In one of those threads, Julian VW, mentions that the brand was at one time bottled at his plant in Lawrenceburg, KY and that is was terrible. Chuck also reprints a reply he gave to an inquiry outling some of the history as recounted in Sam Cecil's The Evolution of the Bourbon Whiskey Industry in Kentucky. This place seems to be in the right place so you're probably correct.

Post them pictures!
Thanks I will check the sites out. I am just curious as to what it orginally looked like and some history. I will resize some photos and post them. Thanks again

shybaby
11-09-2009, 10:04
Thanks I will check the sites out. I am just curious as to what it orginally looked like and some history. I will resize some photos and post them. Thanks again



The photos are still a little big so I am including a link for you to look at them. These are not all of them but some of the best ones.

http://www.flickr.com/photos/shybaby/

Thanks again
Ida

funknik
11-09-2009, 10:22
Wow -- thanks for posting those pictures -- that was very cool!

Josh
11-09-2009, 11:32
Wow -- thanks for posting those pictures -- that was very cool!

I second that, really great photos. Was that building with the corrugated siding the rackhouse? Resembles many of the ones I've seen.

fishnbowljoe
11-09-2009, 13:27
And a third here. Nice pics Ida. You have a nice touch with a camera. Joe
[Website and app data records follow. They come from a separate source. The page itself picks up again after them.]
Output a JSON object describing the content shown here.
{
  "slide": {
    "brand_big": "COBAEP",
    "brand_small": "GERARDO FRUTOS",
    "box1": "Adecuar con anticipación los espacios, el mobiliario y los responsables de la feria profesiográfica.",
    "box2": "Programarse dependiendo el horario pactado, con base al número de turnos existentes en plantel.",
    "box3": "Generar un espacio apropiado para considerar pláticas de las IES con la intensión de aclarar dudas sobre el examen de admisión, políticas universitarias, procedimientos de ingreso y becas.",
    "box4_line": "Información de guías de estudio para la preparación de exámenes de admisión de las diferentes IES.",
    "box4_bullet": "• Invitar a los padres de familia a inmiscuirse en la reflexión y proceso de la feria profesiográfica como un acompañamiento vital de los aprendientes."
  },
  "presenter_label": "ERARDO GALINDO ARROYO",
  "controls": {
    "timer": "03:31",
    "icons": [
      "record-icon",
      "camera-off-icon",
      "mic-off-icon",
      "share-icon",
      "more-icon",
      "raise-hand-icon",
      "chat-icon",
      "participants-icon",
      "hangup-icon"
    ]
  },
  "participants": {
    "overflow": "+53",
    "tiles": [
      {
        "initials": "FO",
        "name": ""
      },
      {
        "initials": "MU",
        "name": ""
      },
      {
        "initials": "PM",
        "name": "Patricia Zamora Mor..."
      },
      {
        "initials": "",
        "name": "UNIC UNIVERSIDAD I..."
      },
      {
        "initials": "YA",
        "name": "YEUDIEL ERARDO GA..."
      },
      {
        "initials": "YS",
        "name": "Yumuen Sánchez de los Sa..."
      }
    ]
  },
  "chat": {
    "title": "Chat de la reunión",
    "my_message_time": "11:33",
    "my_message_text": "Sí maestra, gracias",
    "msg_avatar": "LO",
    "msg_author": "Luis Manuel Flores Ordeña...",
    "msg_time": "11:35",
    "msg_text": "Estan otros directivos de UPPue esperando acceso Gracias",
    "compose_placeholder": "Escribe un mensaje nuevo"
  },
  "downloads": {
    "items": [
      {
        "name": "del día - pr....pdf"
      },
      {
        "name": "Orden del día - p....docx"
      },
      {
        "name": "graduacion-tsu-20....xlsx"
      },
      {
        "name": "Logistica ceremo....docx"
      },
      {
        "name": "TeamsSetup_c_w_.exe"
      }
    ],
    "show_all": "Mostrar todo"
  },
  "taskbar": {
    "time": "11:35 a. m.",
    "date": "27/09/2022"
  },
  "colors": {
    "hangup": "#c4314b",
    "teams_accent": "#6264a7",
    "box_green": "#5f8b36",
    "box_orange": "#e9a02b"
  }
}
shybaby
11-09-2009, 14:50
Thanks Guys, The front building was probably for holding the barrells. You could see he racks inside. We could not get in there to look around I wish we could have. Thanks Joe I am an advanced amaetuer photogrpaher and these photos were taken on one of my photography groups outings over the weekend We love finding unusual places and beautiful places to photograph. Glad you all enjoyed them. Still want to know more about the place though

bonneamie
11-10-2009, 06:04
Loved looking at the pictures. Thanks for sharing!

cowdery
11-10-2009, 16:52
Whereabouts is it?

SixDegrees
12-16-2009, 17:33
Nice pictures. Thanks for sharing.

ILLfarmboy
12-16-2009, 23:13
nice pics Shybaby....

The large cone shaped object labeled "grain feeder???" is a cyclone. They are either positive or negative pressure dust collectors. The next pic in line (reading from left to right) also labeled "grain feeder??" is a hopper of some sort. You can tell that by the slide gate at the bottom, the flat square peice between the bottom of the hopper and the transition (the 'transition piece' looks to be a thimble, by that I mean a cone shaped round to round, say something like a 12" to 8".

Look forward to more pics.

Josh
12-17-2009, 05:17
Whereabouts is it?

Not sure if shybaby's still hanging around, so...
From the comments on one of the photos:

it's not hard to find! From Danville, just go North on 33 (From Lexington Av turn on 3rd Street) Follow the road north until you get there, don't forget you'll go through Burgin first...

if you are going there from Lexington via 68 this might help.
33 is right across from the front entrance to Shaker Village, a left turn coming from Jessamine Co. From there it is a tad over 3 miles. Look for it on the left, but it sneaks up on you from that direction. The new sign for Burgin City Limits is right across the road from the warehouse entrance, so it 'might' (might not since it is smaller, but it's not as hidden by trees) help to be looking for it on the right.

I also found it on Google maps. If you use the walk-around feature (or whatever it's called) you can see the rackhouse at about 884 Shakertown Rd, Corninshville, KY

bourbonv
12-18-2009, 10:46
Schenley owned this distillery in the 1940s and 50s. Changed the name to the Geo. T. Stagg distillery and closed it down in the early 60s. That was their pattern for closing their distilleries - change the name to the Stagg distillery, transfer all of the whiskey to Frankfort and close the distilelry and salvage anything usefull from the the old site before selling it.

There are photos of the distillery in the U D Archive at Stitzel-Weller Distillery.

Mike Veach